RECORDS SHOWN Block Start

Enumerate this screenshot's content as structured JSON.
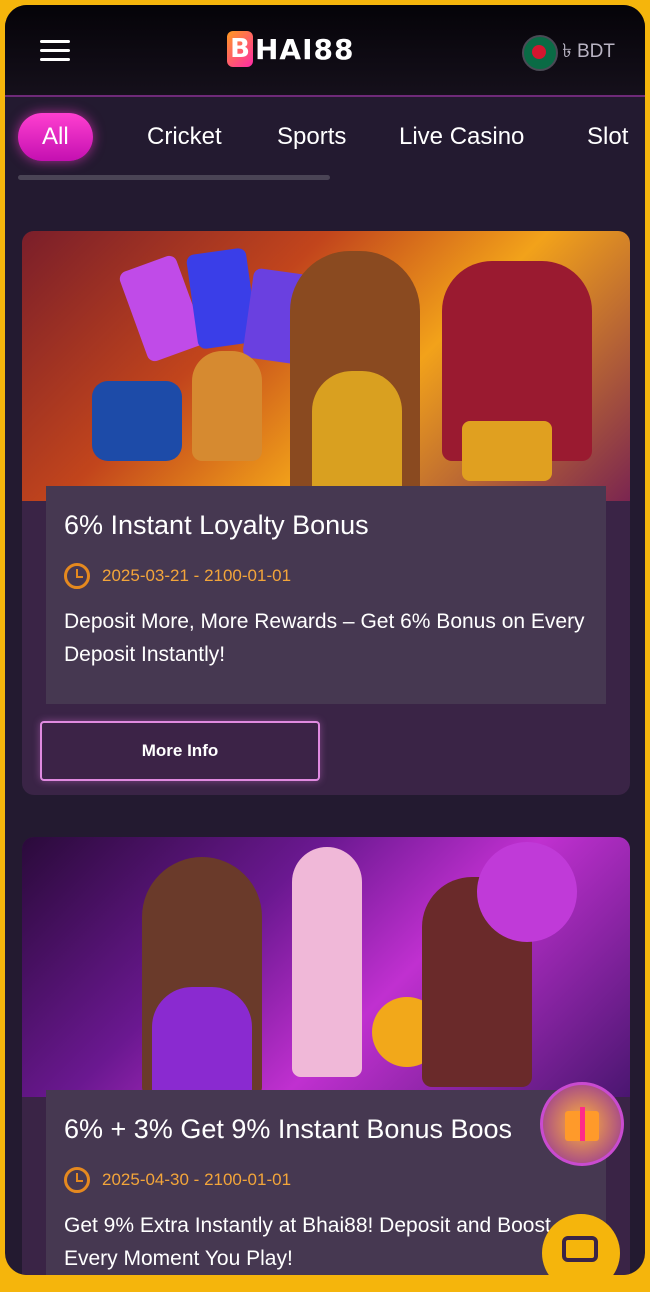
{
  "header": {
    "logo_mark": "B",
    "logo_text": "HAI88",
    "currency": "৳ BDT"
  },
  "tabs": [
    {
      "label": "All",
      "active": true
    },
    {
      "label": "Cricket"
    },
    {
      "label": "Sports"
    },
    {
      "label": "Live Casino"
    },
    {
      "label": "Slot"
    }
  ],
  "promotions": [
    {
      "title": "6% Instant Loyalty Bonus",
      "dates": "2025-03-21 - 2100-01-01",
      "description": "Deposit More, More Rewards – Get 6% Bonus on Every Deposit Instantly!",
      "button": "More Info"
    },
    {
      "title": "6% + 3% Get 9% Instant Bonus Boos",
      "dates": "2025-04-30 - 2100-01-01",
      "description": "Get 9% Extra Instantly at Bhai88! Deposit and Boost Every Moment You Play!"
    }
  ],
  "icons": {
    "menu": "hamburger-icon",
    "clock": "clock-icon",
    "gift": "gift-icon",
    "chat": "chat-icon"
  },
  "colors": {
    "accent": "#e22fc6",
    "background": "#231a30",
    "date": "#f3a53a",
    "frame": "#f5b50c"
  }
}
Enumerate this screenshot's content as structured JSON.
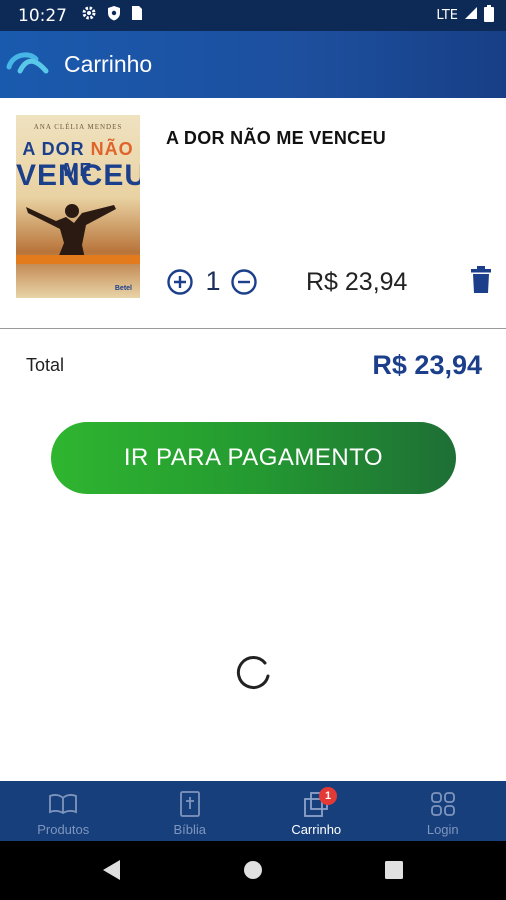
{
  "status_bar": {
    "time": "10:27",
    "network": "LTE",
    "icons": [
      "gear-icon",
      "shield-icon",
      "sim-card-icon",
      "signal-icon",
      "battery-icon"
    ]
  },
  "app_bar": {
    "title": "Carrinho",
    "logo": "app-logo-icon",
    "background_color": "#1a5aae"
  },
  "cart": {
    "items": [
      {
        "title": "A DOR NÃO ME VENCEU",
        "quantity": "1",
        "price": "R$ 23,94",
        "cover": {
          "author": "ANA CLÉLIA MENDES",
          "title_line1_a": "A DOR ",
          "title_line1_b": "NÃO",
          "title_line1_c": " ME",
          "title_line2": "VENCEU",
          "publisher": "Betel"
        }
      }
    ]
  },
  "total": {
    "label": "Total",
    "value": "R$ 23,94",
    "color": "#1c3f8c"
  },
  "checkout": {
    "button_label": "IR PARA PAGAMENTO",
    "color": "#2fb52f"
  },
  "bottom_nav": {
    "items": [
      {
        "label": "Produtos",
        "icon": "open-book-icon",
        "active": false
      },
      {
        "label": "Bíblia",
        "icon": "bible-icon",
        "active": false
      },
      {
        "label": "Carrinho",
        "icon": "cart-icon",
        "active": true,
        "badge": "1"
      },
      {
        "label": "Login",
        "icon": "grid-icon",
        "active": false
      }
    ]
  },
  "system_nav": [
    "back-icon",
    "home-icon",
    "recents-icon"
  ]
}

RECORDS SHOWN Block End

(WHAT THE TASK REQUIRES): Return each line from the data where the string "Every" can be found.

(YOUR SOLUTION):
      "description": "Deposit More, More Rewards – Get 6% Bonus on Every Deposit Instantly!",
      "description": "Get 9% Extra Instantly at Bhai88! Deposit and Boost Every Moment You Play!"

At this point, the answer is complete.